> Problem requirements: Every line with the string "Meeting" in it belongs in your answer, so copy them all from the data.

[[ Data provided, beginning ]]

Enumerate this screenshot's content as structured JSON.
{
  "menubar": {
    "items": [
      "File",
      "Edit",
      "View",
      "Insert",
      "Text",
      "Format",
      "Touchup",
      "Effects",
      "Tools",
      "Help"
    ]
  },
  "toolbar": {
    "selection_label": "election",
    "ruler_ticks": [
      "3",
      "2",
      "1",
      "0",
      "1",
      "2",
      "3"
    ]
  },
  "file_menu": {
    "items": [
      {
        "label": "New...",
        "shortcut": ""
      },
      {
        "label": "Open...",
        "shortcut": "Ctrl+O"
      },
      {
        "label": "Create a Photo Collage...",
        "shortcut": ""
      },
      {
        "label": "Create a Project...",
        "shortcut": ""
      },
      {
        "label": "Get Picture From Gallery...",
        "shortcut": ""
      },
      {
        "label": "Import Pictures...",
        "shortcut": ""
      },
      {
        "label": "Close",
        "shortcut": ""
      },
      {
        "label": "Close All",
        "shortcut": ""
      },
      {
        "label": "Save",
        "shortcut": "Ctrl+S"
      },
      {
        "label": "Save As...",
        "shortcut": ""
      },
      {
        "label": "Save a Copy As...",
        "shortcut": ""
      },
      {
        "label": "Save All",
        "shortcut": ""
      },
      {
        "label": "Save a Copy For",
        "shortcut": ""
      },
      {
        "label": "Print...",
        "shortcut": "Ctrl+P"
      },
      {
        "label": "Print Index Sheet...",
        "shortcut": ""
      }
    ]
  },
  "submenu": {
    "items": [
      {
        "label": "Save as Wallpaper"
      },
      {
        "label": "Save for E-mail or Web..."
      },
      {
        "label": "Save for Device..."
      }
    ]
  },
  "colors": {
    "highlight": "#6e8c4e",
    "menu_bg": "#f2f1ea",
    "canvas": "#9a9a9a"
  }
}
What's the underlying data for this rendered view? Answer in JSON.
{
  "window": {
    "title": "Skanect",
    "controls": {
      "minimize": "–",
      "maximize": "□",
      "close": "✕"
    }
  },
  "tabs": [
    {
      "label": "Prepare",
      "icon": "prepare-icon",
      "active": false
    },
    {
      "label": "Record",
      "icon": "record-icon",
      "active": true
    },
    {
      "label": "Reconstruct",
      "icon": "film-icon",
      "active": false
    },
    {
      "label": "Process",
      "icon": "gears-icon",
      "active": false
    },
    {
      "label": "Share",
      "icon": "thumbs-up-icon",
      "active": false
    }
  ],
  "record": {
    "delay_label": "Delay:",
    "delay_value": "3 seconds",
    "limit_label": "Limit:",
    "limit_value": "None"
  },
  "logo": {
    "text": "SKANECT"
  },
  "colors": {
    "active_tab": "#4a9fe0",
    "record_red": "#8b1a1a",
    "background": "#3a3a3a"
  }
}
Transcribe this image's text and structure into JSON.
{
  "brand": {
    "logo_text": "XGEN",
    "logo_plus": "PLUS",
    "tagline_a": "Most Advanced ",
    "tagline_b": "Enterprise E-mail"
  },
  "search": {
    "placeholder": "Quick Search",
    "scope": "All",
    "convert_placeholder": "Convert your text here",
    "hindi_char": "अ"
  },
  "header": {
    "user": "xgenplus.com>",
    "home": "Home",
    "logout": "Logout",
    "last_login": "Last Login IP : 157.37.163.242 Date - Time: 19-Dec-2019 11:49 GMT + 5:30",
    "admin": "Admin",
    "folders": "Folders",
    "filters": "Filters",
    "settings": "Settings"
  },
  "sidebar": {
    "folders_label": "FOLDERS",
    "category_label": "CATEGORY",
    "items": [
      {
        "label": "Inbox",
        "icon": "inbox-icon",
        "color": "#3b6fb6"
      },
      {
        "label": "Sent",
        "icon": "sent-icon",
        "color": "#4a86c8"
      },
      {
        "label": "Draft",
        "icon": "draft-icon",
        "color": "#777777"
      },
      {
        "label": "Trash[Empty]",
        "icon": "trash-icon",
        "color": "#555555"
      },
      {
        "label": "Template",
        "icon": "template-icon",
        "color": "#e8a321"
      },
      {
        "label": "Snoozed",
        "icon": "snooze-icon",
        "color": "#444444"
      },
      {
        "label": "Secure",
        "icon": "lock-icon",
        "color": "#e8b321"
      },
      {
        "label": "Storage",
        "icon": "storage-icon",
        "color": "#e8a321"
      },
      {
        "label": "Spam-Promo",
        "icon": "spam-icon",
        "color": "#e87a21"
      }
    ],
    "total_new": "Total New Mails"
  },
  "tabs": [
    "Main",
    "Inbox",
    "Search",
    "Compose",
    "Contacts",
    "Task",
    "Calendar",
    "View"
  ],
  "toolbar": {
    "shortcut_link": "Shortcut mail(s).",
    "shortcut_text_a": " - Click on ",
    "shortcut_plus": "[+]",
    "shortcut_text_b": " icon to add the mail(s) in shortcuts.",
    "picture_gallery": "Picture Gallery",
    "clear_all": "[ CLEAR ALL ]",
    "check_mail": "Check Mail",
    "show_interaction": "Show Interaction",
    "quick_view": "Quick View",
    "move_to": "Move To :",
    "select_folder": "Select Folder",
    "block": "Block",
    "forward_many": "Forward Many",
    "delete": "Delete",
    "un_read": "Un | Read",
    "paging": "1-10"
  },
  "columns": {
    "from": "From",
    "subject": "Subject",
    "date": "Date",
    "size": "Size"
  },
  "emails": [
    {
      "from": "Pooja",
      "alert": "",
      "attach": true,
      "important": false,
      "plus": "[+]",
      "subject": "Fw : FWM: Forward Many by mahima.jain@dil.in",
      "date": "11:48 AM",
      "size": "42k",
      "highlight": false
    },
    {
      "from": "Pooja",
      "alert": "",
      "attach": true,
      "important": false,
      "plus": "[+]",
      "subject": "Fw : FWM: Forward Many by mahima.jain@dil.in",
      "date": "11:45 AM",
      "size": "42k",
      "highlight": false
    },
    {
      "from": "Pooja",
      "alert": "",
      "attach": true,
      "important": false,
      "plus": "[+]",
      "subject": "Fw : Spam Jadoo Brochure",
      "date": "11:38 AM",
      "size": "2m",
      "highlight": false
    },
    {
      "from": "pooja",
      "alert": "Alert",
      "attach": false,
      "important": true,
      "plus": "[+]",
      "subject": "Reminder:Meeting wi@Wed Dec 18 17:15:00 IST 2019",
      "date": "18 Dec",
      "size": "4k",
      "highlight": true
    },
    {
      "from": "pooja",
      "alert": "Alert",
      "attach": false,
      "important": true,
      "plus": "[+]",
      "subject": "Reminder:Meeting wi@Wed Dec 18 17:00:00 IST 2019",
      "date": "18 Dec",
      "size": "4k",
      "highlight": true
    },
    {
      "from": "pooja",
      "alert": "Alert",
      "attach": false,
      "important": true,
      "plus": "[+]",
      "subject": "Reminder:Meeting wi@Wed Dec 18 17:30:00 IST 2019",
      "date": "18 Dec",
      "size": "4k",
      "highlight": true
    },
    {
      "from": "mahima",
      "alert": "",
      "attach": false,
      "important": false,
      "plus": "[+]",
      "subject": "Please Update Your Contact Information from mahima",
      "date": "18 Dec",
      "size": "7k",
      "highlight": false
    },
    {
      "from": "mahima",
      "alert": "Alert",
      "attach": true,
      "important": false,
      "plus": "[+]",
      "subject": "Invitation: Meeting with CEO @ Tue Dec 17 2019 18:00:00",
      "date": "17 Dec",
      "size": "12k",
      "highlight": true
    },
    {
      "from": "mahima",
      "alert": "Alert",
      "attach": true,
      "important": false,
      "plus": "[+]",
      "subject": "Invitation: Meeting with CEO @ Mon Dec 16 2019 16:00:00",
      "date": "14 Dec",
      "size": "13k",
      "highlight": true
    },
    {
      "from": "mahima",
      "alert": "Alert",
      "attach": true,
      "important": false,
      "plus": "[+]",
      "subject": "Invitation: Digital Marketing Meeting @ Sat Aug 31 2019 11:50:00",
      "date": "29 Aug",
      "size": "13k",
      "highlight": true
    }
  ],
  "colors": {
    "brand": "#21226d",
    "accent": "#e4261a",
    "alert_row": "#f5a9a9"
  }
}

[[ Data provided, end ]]

> Solved problem:
      "subject": "Reminder:Meeting wi@Wed Dec 18 17:15:00 IST 2019",
      "subject": "Reminder:Meeting wi@Wed Dec 18 17:00:00 IST 2019",
      "subject": "Reminder:Meeting wi@Wed Dec 18 17:30:00 IST 2019",
      "subject": "Invitation: Meeting with CEO @ Tue Dec 17 2019 18:00:00",
      "subject": "Invitation: Meeting with CEO @ Mon Dec 16 2019 16:00:00",
      "subject": "Invitation: Digital Marketing Meeting @ Sat Aug 31 2019 11:50:00",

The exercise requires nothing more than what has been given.